Editor's Note: This series follows the design and installation of home technology in a home in Las Vegas.
In our last installment, we described how the process of getting additional electrical installation involved the homeowner, the builder, and their electrical contractor. Once the builder had agreed to allow the extra electrical, the next step was for the homeowner to meet with the electrician.
Planning The Pre-Wire
The builder's electrical contractor sent their low-voltage specialist to meet with the homeowner at the model home. This was a perfect way to walk through the home, floor plan in hand, to make sure all bases were covered.
The main subsystems planned for this home are:
Whole House A/V - Integrated into this home will be a Russound CAV6.6 system, allowing 6 zones to view and listen to any of 6 different AV sources. These AV feeds will be controlled from wall-mounted keypads in each zone. Each bedroom will be in its own zone, as well as a bonus room/garage zone and outdoor/kitchen/living/dining room zone. Bathrooms will be sub-zones of the master zone, allowing separate volume control of those zones in the master and guest baths.
Zoned HVAC - Keeping the home comfortable year-round will be a zoned heating and cooling system with six zones. The first floor will be separated into two zones, a main zone and a guest bedroom/bath zone. This will allow guests to set a comfortable temperature within their spaces downstairs, while keeping the main area at a steady temperature. This also allows the whole house control subsystem to shut down the thermostat in the guest areas when there are no guests in the home, saving energy, The upstairs will be similarly zoned, with separate zones for each bedroom and the bonus room/common areas.
Whole House Control/Security - Keeping tabs on the house will be an HAI Omni-series panel. The Omni will keep tabs opn most aspects of the home. One important area is to integrate with the HVAC system. Since the thermostats will communicate with the Omni, a simple command from the Omni can change the thermostat settings remotely. This allows the homeowner to easily reset thermostats when guests have left the home, even locking out changes. Also, since the Omni acts as a security panel, the thermostats can be programmed to change when the security systems is armed, indicating that noone is home. This allows for automatic energy savings every time the homeowner leaves the house.
Telecom/Data - Each room is wired for both telephone and data conenctions, and in many cases, in more than one location. This allows easy configuration of the services within the home, all from a central location. In addition, door intercoms and a Panasonic phone systems will give the homeowner flexibilty and sophisticated comminucations from every location.

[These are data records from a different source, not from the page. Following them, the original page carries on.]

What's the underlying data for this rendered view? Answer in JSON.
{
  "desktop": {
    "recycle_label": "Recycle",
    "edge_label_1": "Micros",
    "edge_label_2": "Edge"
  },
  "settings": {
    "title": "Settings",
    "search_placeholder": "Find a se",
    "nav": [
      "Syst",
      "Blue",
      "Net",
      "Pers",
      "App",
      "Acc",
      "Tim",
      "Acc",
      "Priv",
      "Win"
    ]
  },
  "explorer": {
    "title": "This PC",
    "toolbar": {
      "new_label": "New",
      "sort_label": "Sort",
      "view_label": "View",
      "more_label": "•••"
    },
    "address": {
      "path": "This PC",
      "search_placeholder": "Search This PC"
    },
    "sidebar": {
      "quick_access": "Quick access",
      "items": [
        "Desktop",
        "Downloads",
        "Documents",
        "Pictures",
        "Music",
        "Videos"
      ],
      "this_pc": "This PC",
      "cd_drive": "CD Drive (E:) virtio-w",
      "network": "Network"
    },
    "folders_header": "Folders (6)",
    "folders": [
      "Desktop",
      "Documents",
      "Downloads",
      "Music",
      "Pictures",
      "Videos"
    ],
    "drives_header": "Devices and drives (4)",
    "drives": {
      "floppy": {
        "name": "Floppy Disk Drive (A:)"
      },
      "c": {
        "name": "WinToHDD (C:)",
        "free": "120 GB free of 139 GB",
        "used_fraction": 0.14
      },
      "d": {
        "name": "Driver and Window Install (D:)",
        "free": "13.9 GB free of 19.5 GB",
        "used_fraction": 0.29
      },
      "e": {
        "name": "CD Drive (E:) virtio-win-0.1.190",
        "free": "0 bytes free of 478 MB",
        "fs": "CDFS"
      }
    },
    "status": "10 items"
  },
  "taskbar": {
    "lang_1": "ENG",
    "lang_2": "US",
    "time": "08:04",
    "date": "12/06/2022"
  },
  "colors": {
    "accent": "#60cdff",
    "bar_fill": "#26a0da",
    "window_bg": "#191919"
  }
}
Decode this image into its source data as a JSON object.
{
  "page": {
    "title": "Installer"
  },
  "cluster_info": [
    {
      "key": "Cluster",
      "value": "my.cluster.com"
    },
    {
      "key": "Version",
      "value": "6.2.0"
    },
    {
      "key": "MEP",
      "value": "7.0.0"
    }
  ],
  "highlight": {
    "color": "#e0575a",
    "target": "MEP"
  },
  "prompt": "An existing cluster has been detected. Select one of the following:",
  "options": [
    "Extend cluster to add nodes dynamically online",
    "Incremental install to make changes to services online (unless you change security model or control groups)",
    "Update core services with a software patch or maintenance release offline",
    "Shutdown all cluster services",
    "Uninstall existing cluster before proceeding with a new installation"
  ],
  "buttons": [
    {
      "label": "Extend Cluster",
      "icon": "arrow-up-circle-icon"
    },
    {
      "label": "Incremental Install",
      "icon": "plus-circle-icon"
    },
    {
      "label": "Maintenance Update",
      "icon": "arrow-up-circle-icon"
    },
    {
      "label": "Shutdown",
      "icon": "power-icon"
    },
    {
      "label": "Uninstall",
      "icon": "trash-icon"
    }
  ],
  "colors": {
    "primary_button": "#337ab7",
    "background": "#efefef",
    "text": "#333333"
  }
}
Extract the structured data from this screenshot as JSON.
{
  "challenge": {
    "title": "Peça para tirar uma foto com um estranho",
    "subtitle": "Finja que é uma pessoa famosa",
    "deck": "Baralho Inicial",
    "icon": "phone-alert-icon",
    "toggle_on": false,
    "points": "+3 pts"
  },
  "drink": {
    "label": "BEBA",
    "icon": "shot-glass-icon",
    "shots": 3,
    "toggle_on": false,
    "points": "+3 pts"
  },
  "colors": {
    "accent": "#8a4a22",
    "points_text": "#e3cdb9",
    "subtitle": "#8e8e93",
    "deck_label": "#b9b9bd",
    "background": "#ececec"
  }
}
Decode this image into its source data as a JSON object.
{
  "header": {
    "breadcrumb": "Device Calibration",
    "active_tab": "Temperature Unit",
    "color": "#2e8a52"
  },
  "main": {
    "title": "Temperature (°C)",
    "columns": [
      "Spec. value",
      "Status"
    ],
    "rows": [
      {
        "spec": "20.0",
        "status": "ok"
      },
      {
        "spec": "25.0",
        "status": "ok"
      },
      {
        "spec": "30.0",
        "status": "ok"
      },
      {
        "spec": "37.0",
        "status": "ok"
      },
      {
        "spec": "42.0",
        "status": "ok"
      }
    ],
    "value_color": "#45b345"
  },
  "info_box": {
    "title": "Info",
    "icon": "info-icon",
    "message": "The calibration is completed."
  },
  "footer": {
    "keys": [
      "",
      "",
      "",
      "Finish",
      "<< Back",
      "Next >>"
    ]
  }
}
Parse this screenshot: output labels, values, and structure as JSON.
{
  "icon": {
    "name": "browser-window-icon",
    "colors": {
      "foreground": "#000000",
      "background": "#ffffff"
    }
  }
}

Video Surveillance - Keeping an eye on the home will be a series of cameras, from front door intercom cameras to outdoor cameras surveying the back yard. These will be integrated into the whole house AV system so that anyone in the home can check the cameras from any TV.
Home Theater - The family room of the home has been designated as the home theater space as well. This will include electrical connections for a ceiling-mounted projector, motorized screen, and pre-wires for surround sound.
Pool Control - This is a feature desired by the homeowner. By adding a serial interface card to the pool control equipment, the homeowner can program the HAI Omni panel to control the lights, pump, heater and valve functions of the entire pool system. This allows such functions as keeping the pool lights off when the security system is armed, specialized schedules for spa and pool pumps, and control of the entire system from within the home.
As the contractor's specialist had many of these products (including an HAI Omni) already installed in his own home, he was very familiar with the needs of the home. The builder already included security pre-wiring in their homes, running to a central location located under the stairs. This will also be the ideal location for all the terminations for the cable runs.
After a basic perusal of the floor plan, the homeowner and contractor began a room by room analysis of the needs and wiring locaitons for each room.
In our next installment, we'll begin our look at the needs of each room, beginning with the kitchen and family room